Articles on Nicolás Maduro

Displaying 1 - 20 of 67 articles

Venezuelans carry buckets filled with water. A power outage that began on March 7 left much of the capital, Caracas, without electricity, running water or public transportation for days. Reuters/Carlos Garcia Rawlins

US pulls diplomats from its embassy in Caracas, and tensions between Venezuela and Brazil escalate

Citing security concerns, the US is evacuating its embassy in Caracas, where President Maduro blames the US for a calamitous power outage. Venezuela's relations with Brazil are eroding quickly, too.
Clashes between opposition protesters and Venezuelan soldiers at the Venezuela-Brazil border have killed an estimated 25 people. AP Photo/Edmar Barros

Brazil and Venezuela clash over migrants, humanitarian aid and closed borders

Brazil's president has threatened military intervention in neighboring Venezuela, called its leader a 'dictator' and sent troops to the border. But Brazil's military is quietly working to avoid war.
An officer from Venezuela’s National Guard lobs tear gas toward demonstrators during a standoff over humanitarian aid at the Colombian border on Feb. 23, 2019. Four protesters were killed. AP Photo/Fernando Llano

Venezuela crisis: Trump threats to Maduro evoke bloody history of US intervention in Latin America

The Trump administration says President Maduro's 'days are numbered' after Venezuelan security forces killed four protesters. But any US-led operation to oust him is likely to be extremely unpopular.
A supermarket in Caracas, Venezuela, in August 2018. The prospect of prices doubling every hour encourages those who can afford it to horde. Hence the empty shelves and shortages. Miguel Gutiérrez/EPA

What caused hyperinflation in Venezuela: a rare blend of public ineptitude and private enterprise

Venezuela's political crisis is rooted in its unfolding economic disaster. It takes a special blend of public and private behaviour to create rampant hyperinflation.
Venezuelan President Nicolás Maduro created a new cryptocurrency called the ‘Petro’ to combat hyperinflation. Reuters/Carlos Garcia Rawlins

Is authoritarianism bad for the economy? Ask Venezuela – or Hungary or Turkey

When an elected leader turns autocratic, the economy tends to suffer. That's because, in a functioning democracy, economic policy is made jointly, with lawmakers playing a key role.
Mauro still has enough money to buy the loyalty of Venezuela’s military — but his government is going bankrupt, so that will change. Reuters/Handout

Odds of military coup in Venezuela rise every day Maduro stays in office

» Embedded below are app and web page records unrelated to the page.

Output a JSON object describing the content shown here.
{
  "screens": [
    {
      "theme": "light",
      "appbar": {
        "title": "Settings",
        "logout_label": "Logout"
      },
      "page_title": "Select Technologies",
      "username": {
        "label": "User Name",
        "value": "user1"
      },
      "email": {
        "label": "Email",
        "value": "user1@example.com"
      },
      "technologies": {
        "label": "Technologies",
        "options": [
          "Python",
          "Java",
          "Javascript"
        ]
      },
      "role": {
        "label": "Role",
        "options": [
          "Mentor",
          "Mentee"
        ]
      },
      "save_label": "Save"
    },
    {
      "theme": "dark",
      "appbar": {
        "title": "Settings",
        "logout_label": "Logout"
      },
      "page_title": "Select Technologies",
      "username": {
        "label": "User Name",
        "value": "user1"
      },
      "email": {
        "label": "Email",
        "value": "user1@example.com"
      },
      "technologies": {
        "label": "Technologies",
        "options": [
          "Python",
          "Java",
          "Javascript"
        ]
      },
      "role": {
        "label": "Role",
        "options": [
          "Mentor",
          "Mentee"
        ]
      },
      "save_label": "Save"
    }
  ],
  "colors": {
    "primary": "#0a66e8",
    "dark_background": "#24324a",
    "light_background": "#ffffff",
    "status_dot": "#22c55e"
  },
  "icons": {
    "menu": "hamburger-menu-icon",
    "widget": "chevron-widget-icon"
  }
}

A coup seems so imminent in Venezuela that people are debating whether Maduro's overthrow would be good or bad for Venezuelan democracy. But history suggests a coup may be less likely than it seems.
Venezuelan President Maduro gestures to military leaders to keep their eyes open following a news conference at the presidential palace in Caracas, Venezuela. (AP Photo/Ariana Cubillos)

The Venezuelan army’s staunch loyalty to an illegitimate dictator

Venezuela's military is an armed political actor with a gun to the head of a society that is urgently demanding a return to democracy.
An anti-government protester covers her face with a Venezuelan flag, and uses toothpaste around her eyes to help lessen the effect of tear gas, during clashes with security forces after a rally demanding the resignation of President Nicolas Maduro in Caracas, Venezuela. (AP Photo/Fernando Llano)

Canada’s disturbing indifference to the plight of Venezuelans

Canada has been considered a human rights champion when it comes to accepting Syrian refugees. So why is it doing next to nothing for those fleeing Venezuela?
Venezuelan President Nicolas Maduro at his swearing-in ceremony at the Supreme Court in Caracas, Venezuela, Thursday, Jan. 10, 2019. AP Photo/Ariana Cubillos

Venezuelans reject Maduro presidency — but most would oppose foreign military operation to oust him

Maduro, who was sworn in for his second term on Jan. 10, has rigged elections, jailed rivals and plunged Venezuela into crisis. But Trump's proposed 'military option' to remove him remains unpopular.

Top contributors

More